We walk out of the city and back to Soldier Field, the city of Chicago awash with tie dye pride. Smiles, embraces and serious setlist discussions abound. Everyone has brought their A game and are full of positive energy. Tonight is our opportunity to say thanks. A collective hug from audience to band, and it is with a melancholy fervour I enter the arena. Directly in-line with the stage, 6 rows off the floor. Surrounded by good lovin’ and eccentric heads. A young buck behind me leans forward and invites me to partake of his Electric Soda, I hug him and decline, he understands and floats on his way. Clouds of smoke burst through the summer sun as anticipation rises and nerves jangle.
They say no one ticketless got into the shows, but really, that’s a laugh, there must be at least 80,000 crammed into the arena, nearly all of us on the way up at the same time. We chatter nervously with our new found comrades in the surrounding seats, the attitude of celebration apparent in everyone’s eyes.
Just when the tension was becoming unbearable, the rag tag band hit the stage. The tuning and twinkling noodling and meandering until the crowd explodes to the first notes of China Cat Sunflower. It’s a beautiful song and the perfect way to start, we all get excited cause we know what’s next, the jam evolves into I Know You Rider and 80,000 people wail each word, “I wish I was a headlight, on a Northbound train….” At the top of their collective voices, the decibel level peaking in time with Trey’s guitar.
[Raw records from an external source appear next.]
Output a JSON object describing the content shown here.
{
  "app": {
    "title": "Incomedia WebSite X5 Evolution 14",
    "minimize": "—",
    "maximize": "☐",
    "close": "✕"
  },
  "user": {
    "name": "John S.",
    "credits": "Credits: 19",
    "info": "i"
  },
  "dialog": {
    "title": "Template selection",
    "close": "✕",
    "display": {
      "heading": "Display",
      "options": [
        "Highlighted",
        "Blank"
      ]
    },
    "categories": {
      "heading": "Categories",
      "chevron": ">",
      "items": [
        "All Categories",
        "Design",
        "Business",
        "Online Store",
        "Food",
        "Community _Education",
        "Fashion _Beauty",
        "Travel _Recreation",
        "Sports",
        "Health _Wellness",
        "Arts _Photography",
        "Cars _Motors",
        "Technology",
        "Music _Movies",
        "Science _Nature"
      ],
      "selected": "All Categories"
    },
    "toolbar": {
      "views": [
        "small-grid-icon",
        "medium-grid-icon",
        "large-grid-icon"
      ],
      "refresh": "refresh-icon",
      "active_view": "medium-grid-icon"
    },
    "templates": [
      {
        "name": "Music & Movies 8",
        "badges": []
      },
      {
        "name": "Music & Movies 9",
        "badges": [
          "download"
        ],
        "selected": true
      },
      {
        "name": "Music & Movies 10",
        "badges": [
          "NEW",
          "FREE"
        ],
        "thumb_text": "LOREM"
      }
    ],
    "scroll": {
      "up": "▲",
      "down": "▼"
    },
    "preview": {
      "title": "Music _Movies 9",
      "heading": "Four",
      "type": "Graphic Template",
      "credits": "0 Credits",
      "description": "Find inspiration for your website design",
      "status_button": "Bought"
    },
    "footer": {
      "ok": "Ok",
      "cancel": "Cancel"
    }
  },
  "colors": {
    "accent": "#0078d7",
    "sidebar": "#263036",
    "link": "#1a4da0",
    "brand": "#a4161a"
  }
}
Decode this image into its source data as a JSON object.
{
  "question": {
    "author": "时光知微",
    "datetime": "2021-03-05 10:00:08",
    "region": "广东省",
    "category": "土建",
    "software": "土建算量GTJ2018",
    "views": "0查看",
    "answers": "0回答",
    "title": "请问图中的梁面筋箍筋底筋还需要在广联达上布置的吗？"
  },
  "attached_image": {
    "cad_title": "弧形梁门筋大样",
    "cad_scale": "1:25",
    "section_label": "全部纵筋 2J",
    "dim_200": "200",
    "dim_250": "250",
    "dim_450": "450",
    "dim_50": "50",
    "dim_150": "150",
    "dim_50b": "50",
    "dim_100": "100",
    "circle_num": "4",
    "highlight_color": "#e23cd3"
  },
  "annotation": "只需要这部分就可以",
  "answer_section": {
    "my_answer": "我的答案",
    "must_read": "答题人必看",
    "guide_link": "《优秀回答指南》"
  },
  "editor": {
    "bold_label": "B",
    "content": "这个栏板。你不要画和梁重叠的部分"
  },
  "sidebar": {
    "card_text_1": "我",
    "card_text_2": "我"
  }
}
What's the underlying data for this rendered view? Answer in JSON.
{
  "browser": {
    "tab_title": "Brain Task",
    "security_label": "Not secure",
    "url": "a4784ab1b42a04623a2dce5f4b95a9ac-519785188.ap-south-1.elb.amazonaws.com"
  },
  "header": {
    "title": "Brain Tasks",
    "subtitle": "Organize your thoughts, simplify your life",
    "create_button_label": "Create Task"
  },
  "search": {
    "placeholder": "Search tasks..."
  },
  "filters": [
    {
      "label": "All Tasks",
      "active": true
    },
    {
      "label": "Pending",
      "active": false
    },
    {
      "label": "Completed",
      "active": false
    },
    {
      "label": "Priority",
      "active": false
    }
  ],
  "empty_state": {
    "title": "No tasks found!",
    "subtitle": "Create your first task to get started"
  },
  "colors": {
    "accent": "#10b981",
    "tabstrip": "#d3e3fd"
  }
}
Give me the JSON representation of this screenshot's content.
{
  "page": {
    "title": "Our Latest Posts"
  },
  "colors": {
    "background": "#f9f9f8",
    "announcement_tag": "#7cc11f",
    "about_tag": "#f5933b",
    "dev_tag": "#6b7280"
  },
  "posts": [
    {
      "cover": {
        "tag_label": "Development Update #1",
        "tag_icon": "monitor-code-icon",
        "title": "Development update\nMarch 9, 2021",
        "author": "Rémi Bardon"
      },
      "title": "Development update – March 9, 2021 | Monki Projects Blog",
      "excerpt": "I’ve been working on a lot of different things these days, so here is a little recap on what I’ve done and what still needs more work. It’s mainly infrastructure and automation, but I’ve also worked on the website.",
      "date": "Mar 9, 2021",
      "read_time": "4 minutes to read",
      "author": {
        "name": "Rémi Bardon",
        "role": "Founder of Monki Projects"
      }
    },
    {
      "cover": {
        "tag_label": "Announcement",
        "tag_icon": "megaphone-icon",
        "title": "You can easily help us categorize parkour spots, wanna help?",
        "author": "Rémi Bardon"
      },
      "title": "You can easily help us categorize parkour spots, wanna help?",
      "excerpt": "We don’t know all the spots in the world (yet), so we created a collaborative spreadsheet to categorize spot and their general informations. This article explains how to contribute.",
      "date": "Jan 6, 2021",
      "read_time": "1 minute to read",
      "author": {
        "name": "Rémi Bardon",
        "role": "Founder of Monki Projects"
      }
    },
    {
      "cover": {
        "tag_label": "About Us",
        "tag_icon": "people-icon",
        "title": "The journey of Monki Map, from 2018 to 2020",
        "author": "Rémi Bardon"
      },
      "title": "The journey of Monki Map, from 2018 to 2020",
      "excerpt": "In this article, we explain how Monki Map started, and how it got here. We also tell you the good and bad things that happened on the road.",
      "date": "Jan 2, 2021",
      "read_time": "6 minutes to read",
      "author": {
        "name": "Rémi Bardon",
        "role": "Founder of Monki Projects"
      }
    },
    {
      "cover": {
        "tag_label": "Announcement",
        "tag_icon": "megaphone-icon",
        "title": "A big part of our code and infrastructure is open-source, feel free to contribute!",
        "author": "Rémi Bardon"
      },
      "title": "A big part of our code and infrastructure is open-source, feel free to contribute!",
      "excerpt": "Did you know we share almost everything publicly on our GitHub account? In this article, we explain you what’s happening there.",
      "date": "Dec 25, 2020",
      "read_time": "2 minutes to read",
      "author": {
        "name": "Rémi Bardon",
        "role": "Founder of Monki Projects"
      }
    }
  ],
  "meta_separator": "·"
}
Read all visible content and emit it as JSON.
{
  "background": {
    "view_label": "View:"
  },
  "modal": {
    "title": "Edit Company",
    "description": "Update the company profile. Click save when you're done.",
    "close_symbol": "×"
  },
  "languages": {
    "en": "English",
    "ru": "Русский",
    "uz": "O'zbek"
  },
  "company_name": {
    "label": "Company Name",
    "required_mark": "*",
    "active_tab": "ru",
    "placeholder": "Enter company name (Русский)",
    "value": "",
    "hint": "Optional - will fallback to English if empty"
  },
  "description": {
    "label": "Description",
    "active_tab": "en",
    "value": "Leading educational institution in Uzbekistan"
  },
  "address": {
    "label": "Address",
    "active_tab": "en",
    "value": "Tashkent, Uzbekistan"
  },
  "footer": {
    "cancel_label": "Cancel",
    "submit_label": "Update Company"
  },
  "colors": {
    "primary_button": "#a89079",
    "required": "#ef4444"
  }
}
The show goes on, song after song, jam after jam. Each song selection greeted with energy and excitement, the band pushing and playing as they smile and encourage each other to go Furthur and Furthur. Like I said, I could give you a review but it would only be my opinion, the view, the sound the visuals the energy would all only be described from my perspective of my microcosm of the Grateful Dead’s universe, but that would not do it justice, not in the slightest.
I was part and still am part of a collective embrace, a yearning for the past and and a hunger for the future. The forgiveness of transgressions and the encouragement of exploration. The band and the fans have never been the ones to sit on their laurels. There’s a freedom that’s encouraged and developed when you immerse yourself in the music. Tiny molecules of positive energy infect your being, shadows alight and words dissolve, meaning and definition just precursors to understanding. To the novice it’s one big party, and that’s true, to others, it’s ingrained and part of your make up and psyche.
The true reason I travelled all the way to Chicago to hear and see a band was to say thanks, thanks to the whole organisation for being what they are, thanks to the musicians and writers and crew that make every effort to bring joy into the world. Thanks to the artists and creatives that pepper the music with colourful daliances, tickling my mind and awakening my senses. Thanks to the wheelers and dealers and chemists and cooks that all contribute to this blissful soup.
So with tears in my eyes I cheered, with every photo that displayed on the screen, as the last rose of summer pricked my fingers, tears rolled down my cheeks. The music still played and it lives inside me. I’ll let it out whenever I can.
It’s hard to tell if it’s the end or the beginning……